• Requirement:
Retype each of the records below exactly, leaving the pictures out.

• Exercise data:
((

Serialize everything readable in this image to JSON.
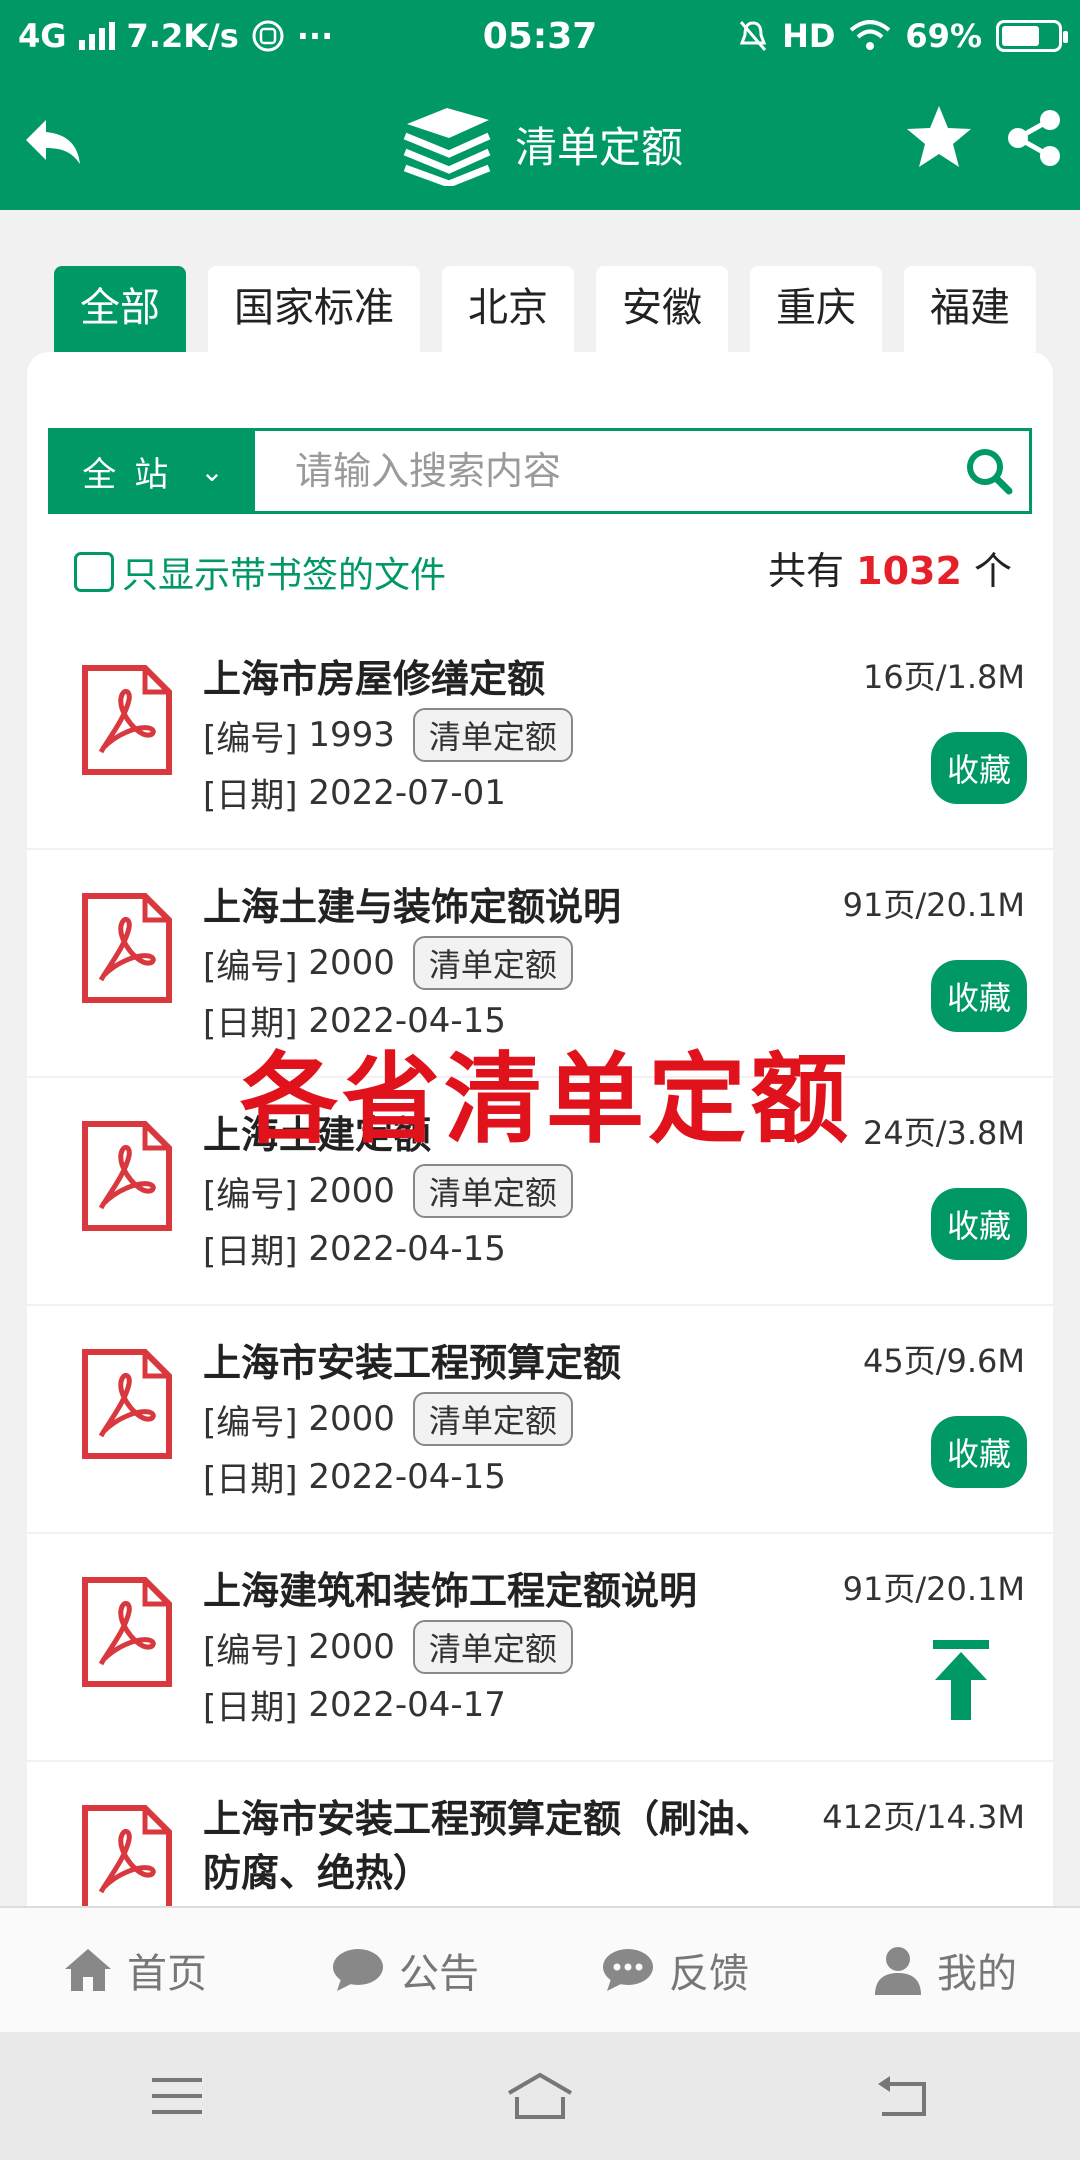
{
  "status": {
    "network": "4G",
    "speed": "7.2K/s",
    "more": "···",
    "time": "05:37",
    "hd": "HD",
    "battery": "69%",
    "battery_level": 0.69
  },
  "header": {
    "title": "清单定额"
  },
  "tabs": [
    "全部",
    "国家标准",
    "北京",
    "安徽",
    "重庆",
    "福建"
  ],
  "search": {
    "scope_label": "全站",
    "placeholder": "请输入搜索内容"
  },
  "filter": {
    "label": "只显示带书签的文件"
  },
  "count": {
    "prefix": "共有",
    "value": "1032",
    "suffix": "个"
  },
  "list": {
    "no_prefix": "[编号]",
    "date_prefix": "[日期]",
    "fav_label": "收藏",
    "items": [
      {
        "title": "上海市房屋修缮定额",
        "number": "1993",
        "tag": "清单定额",
        "date": "2022-07-01",
        "size": "16页/1.8M"
      },
      {
        "title": "上海土建与装饰定额说明",
        "number": "2000",
        "tag": "清单定额",
        "date": "2022-04-15",
        "size": "91页/20.1M"
      },
      {
        "title": "上海土建定额",
        "number": "2000",
        "tag": "清单定额",
        "date": "2022-04-15",
        "size": "24页/3.8M"
      },
      {
        "title": "上海市安装工程预算定额",
        "number": "2000",
        "tag": "清单定额",
        "date": "2022-04-15",
        "size": "45页/9.6M"
      },
      {
        "title": "上海建筑和装饰工程定额说明",
        "number": "2000",
        "tag": "清单定额",
        "date": "2022-04-17",
        "size": "91页/20.1M"
      },
      {
        "title": "上海市安装工程预算定额（刷油、防腐、绝热）",
        "size": "412页/14.3M"
      }
    ]
  },
  "overlay_text": "各省清单定额",
  "bottom_nav": {
    "home": "首页",
    "notice": "公告",
    "feedback": "反馈",
    "mine": "我的"
  },
  "colors": {
    "primary": "#009966",
    "accent_red": "#e6202a",
    "pdf_red": "#d9383e"
  }
}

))

• Answer below:
Serialize everything readable in this image to JSON.
{
  "status": {
    "network": "4G",
    "speed": "7.2K/s",
    "more": "···",
    "time": "05:37",
    "hd": "HD",
    "battery": "69%",
    "battery_level": 0.69
  },
  "header": {
    "title": "清单定额"
  },
  "tabs": [
    "全部",
    "国家标准",
    "北京",
    "安徽",
    "重庆",
    "福建"
  ],
  "search": {
    "scope_label": "全站",
    "placeholder": "请输入搜索内容"
  },
  "filter": {
    "label": "只显示带书签的文件"
  },
  "count": {
    "prefix": "共有",
    "value": "1032",
    "suffix": "个"
  },
  "list": {
    "no_prefix": "[编号]",
    "date_prefix": "[日期]",
    "fav_label": "收藏",
    "items": [
      {
        "title": "上海市房屋修缮定额",
        "number": "1993",
        "tag": "清单定额",
        "date": "2022-07-01",
        "size": "16页/1.8M"
      },
      {
        "title": "上海土建与装饰定额说明",
        "number": "2000",
        "tag": "清单定额",
        "date": "2022-04-15",
        "size": "91页/20.1M"
      },
      {
        "title": "上海土建定额",
        "number": "2000",
        "tag": "清单定额",
        "date": "2022-04-15",
        "size": "24页/3.8M"
      },
      {
        "title": "上海市安装工程预算定额",
        "number": "2000",
        "tag": "清单定额",
        "date": "2022-04-15",
        "size": "45页/9.6M"
      },
      {
        "title": "上海建筑和装饰工程定额说明",
        "number": "2000",
        "tag": "清单定额",
        "date": "2022-04-17",
        "size": "91页/20.1M"
      },
      {
        "title": "上海市安装工程预算定额（刷油、防腐、绝热）",
        "size": "412页/14.3M"
      }
    ]
  },
  "overlay_text": "各省清单定额",
  "bottom_nav": {
    "home": "首页",
    "notice": "公告",
    "feedback": "反馈",
    "mine": "我的"
  },
  "colors": {
    "primary": "#009966",
    "accent_red": "#e6202a",
    "pdf_red": "#d9383e"
  }
}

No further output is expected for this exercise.